Find the string "Amersfoort" in the records. Copy every line it appears in.

[Opening INPUT RECORDS section]

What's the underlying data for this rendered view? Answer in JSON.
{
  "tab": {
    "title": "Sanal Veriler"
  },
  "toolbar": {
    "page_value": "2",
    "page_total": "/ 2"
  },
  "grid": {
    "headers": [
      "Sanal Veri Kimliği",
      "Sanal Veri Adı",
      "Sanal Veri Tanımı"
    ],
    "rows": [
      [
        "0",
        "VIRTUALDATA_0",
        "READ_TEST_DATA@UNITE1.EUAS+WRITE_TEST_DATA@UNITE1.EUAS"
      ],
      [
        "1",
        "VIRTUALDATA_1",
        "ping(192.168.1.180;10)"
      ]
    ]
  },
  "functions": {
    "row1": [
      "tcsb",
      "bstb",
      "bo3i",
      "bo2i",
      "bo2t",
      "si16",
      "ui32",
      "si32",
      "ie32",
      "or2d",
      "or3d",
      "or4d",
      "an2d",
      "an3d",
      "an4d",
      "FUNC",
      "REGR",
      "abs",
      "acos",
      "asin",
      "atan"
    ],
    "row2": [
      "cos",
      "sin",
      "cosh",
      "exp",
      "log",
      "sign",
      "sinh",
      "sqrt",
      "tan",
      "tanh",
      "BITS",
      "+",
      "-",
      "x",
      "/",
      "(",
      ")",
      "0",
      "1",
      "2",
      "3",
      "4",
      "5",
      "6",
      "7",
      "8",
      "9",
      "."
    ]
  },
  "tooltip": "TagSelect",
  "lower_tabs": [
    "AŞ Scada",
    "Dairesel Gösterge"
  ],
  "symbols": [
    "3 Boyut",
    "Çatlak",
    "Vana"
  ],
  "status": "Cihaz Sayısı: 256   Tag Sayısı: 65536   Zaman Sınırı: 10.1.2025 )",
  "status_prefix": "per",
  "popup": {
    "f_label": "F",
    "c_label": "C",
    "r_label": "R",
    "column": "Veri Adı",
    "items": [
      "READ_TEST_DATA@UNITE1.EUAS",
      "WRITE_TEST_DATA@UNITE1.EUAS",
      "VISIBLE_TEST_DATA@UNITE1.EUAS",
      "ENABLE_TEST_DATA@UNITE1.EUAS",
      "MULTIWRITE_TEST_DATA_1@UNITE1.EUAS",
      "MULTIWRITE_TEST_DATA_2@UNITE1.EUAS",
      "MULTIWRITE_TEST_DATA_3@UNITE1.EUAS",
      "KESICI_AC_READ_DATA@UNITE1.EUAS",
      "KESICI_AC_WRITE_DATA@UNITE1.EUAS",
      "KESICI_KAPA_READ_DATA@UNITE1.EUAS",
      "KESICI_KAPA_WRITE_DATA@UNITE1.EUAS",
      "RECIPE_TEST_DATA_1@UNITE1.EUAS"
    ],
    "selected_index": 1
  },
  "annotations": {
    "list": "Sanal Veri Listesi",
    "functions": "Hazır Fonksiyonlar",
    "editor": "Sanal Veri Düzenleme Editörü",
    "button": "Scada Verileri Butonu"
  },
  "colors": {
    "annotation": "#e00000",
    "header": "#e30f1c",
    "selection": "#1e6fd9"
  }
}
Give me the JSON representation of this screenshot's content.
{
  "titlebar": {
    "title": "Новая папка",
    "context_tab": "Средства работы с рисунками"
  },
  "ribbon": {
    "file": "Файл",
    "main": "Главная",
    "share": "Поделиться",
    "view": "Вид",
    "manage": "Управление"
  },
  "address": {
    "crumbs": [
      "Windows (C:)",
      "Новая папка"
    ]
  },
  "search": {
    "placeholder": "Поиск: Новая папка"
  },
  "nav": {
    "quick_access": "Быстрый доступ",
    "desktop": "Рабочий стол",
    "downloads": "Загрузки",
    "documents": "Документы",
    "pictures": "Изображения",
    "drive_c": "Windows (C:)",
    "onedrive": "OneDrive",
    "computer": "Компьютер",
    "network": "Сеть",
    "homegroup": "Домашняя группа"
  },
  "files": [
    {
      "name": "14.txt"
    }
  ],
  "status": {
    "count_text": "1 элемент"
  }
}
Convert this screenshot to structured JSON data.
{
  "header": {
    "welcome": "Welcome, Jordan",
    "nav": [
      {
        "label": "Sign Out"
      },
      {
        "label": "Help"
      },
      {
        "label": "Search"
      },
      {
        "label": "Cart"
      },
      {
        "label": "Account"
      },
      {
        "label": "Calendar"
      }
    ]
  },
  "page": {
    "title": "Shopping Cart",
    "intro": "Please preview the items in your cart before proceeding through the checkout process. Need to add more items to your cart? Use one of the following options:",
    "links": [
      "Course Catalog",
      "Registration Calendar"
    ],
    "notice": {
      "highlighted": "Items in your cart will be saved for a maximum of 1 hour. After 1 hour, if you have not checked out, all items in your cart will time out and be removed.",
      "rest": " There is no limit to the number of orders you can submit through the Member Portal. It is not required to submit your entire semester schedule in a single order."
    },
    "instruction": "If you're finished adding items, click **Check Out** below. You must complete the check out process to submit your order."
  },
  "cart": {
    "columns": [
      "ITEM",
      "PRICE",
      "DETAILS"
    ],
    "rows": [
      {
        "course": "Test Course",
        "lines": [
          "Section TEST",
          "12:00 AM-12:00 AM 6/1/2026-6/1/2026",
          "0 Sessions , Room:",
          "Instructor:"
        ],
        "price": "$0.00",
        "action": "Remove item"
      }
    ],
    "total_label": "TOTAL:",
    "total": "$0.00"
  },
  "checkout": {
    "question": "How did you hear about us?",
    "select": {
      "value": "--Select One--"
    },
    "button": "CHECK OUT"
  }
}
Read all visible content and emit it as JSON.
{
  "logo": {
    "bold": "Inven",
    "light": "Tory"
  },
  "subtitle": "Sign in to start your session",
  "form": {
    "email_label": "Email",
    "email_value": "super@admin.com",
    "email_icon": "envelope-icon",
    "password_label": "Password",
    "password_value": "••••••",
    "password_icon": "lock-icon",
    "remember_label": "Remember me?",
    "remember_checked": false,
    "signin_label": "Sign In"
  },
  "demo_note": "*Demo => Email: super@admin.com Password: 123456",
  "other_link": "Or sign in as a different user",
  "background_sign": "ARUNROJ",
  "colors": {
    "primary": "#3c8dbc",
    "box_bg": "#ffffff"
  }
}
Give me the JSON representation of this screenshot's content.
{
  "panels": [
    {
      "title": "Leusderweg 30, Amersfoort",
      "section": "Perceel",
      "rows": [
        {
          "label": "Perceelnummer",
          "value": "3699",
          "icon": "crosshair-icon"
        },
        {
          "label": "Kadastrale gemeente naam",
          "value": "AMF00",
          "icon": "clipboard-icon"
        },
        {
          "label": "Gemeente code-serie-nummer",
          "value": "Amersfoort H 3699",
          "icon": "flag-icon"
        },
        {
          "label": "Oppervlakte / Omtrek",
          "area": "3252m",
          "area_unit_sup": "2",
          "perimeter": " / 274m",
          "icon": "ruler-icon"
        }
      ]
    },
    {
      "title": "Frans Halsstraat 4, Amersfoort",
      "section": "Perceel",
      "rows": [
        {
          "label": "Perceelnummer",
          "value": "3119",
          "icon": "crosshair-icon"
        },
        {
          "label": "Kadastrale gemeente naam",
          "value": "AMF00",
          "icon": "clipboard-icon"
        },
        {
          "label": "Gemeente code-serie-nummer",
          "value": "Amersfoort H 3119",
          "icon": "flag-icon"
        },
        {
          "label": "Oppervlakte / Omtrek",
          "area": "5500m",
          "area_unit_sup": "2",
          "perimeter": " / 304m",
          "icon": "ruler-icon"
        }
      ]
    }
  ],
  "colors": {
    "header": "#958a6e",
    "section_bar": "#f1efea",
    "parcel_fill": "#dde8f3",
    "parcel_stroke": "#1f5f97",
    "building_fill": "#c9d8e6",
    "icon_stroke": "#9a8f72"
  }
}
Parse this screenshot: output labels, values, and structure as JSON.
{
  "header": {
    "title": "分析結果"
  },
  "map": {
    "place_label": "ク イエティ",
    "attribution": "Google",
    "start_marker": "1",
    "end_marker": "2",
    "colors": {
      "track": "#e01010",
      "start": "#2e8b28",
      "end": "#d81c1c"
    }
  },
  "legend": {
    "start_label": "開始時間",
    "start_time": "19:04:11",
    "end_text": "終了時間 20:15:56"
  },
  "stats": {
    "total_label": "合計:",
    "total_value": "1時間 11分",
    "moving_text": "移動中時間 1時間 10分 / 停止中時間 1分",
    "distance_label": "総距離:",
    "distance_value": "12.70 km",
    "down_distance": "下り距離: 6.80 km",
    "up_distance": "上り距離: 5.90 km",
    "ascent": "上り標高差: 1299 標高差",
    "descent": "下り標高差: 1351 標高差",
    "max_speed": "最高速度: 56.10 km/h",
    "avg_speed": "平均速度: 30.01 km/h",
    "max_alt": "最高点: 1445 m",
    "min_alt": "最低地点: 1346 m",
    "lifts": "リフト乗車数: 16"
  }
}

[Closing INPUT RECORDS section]

● **WRITTEN SOLUTION**
      "title": "Leusderweg 30, Amersfoort",
          "value": "Amersfoort H 3699",
      "title": "Frans Halsstraat 4, Amersfoort",
          "value": "Amersfoort H 3119",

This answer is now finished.